6. The obligation limitation for FY 1997 is $18 billion. Pub. L. No. 104-205, 110 Stat. 2958 (1996).
7. The law requires that Transportation base the 90 percent payment apportionments on the latest fiscal year in which data is available. Pub. L. No. 102-240, Sec. 1015(b), 105 Stat. 1944 (1991). Generally, the latest fiscal year for which data is available lags by two years. For example, for fiscal year 1996, Transportation based the 90 percent payment apportionments of contract authority on data from the fiscal year 1994 HT Fund income statements. Similarly, Transportation will base the 90 percent payment apportionments of contract authority for FY 1997 on data from the FY 1995 HT Fund income statements. Thus, Treasury's correction of the FYs 1994 and 1995 HT Fund income statements will affect the allocations for FYs 1996 and 1997.
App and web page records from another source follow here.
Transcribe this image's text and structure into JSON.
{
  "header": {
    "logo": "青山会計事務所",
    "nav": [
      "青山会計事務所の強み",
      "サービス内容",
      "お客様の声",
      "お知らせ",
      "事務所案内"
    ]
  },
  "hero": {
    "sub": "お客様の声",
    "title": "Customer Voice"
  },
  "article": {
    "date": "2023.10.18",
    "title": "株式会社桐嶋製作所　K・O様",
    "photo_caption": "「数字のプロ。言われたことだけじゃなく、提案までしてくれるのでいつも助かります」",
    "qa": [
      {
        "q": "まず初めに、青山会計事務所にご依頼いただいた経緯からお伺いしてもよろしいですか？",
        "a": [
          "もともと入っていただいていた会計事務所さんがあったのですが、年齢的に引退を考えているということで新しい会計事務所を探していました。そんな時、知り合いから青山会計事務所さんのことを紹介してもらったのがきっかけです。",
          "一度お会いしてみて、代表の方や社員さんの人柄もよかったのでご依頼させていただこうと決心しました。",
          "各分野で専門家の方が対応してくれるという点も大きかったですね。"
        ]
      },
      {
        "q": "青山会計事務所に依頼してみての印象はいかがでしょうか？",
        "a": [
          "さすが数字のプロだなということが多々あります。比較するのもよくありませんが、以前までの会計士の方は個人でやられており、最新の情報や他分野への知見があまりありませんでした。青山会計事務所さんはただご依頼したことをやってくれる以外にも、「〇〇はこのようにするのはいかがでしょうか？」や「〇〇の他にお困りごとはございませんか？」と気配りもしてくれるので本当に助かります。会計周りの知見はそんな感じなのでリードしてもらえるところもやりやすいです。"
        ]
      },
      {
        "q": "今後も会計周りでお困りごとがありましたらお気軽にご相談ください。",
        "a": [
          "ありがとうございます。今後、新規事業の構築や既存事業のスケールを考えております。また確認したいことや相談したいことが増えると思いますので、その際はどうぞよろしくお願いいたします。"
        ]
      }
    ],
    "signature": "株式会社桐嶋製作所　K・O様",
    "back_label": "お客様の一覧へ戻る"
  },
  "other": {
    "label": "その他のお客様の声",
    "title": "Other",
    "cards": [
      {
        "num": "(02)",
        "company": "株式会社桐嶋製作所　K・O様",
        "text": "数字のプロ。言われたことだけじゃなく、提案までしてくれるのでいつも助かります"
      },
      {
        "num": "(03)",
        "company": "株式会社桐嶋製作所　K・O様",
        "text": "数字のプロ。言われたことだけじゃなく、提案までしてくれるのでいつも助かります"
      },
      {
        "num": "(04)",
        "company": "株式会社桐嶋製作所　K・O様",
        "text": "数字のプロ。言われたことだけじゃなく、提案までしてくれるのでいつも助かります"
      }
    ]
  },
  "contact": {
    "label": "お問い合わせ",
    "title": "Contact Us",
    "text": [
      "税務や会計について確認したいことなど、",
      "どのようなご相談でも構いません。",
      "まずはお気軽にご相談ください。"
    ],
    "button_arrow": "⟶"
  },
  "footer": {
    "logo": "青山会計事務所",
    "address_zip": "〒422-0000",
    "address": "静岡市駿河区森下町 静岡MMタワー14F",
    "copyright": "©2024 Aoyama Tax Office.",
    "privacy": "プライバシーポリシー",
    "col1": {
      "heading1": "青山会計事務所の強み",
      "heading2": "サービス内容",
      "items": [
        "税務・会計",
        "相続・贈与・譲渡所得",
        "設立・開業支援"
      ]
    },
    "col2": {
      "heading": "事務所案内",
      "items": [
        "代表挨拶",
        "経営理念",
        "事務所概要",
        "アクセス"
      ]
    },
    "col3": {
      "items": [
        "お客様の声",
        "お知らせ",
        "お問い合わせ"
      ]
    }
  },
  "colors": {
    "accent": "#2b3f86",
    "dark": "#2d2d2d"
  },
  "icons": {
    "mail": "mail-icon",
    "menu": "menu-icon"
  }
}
8. Certainly, section 9601 contemplates that the Secretary will faithfully carry out his responsibilities as trustee of the HT Fund to credit the Fund with the amounts collected as reported by the IRS. Literally read, section 9601 only authorizes the Secretary to make "proper adjustments" necessary to reflect any differences between the estimated amounts provided by the OTA each month, and the amounts reported by the IRS several months later as actually collected. In our opinion, the Secretary's authority to correct the FMS clerical accounting and reporting errors in this case is not dependent on the authority in section 9601 to make "proper adjustments."
9. Earlier this year, Senator Baucus introduced an amendment to the Transportation appropriation for FY 1997 requiring Transportation to make appropriate adjustments to federal aid highway apportionments to correct Treasury's error. 142 Cong. Rec. S9266-9275 (daily ed. July 31, 1996). The amendment was agreed to by the Senate. 142 Cong. Rec. S9278 (daily ed. July 31, 1996). The Conference Committee on the differing House and Senate versions of the FY 1997 Transportation appropriation eliminated the Baucus amendment from the Conference bill. 142 Cong. Rec. S10778 (daily ed. September 18, 1996).
10. See generally, 41 Comp.Gen. 16 (1961), holding that when an apportionment under the federal highway program results in some states receiving funds in excess of the amount they were entitled to receive and others receiving less than their entitlement, the failure to apportion properly must be regarded as an act in excess of statutory authority and the incorrect apportionments need to be appropriately adjusted.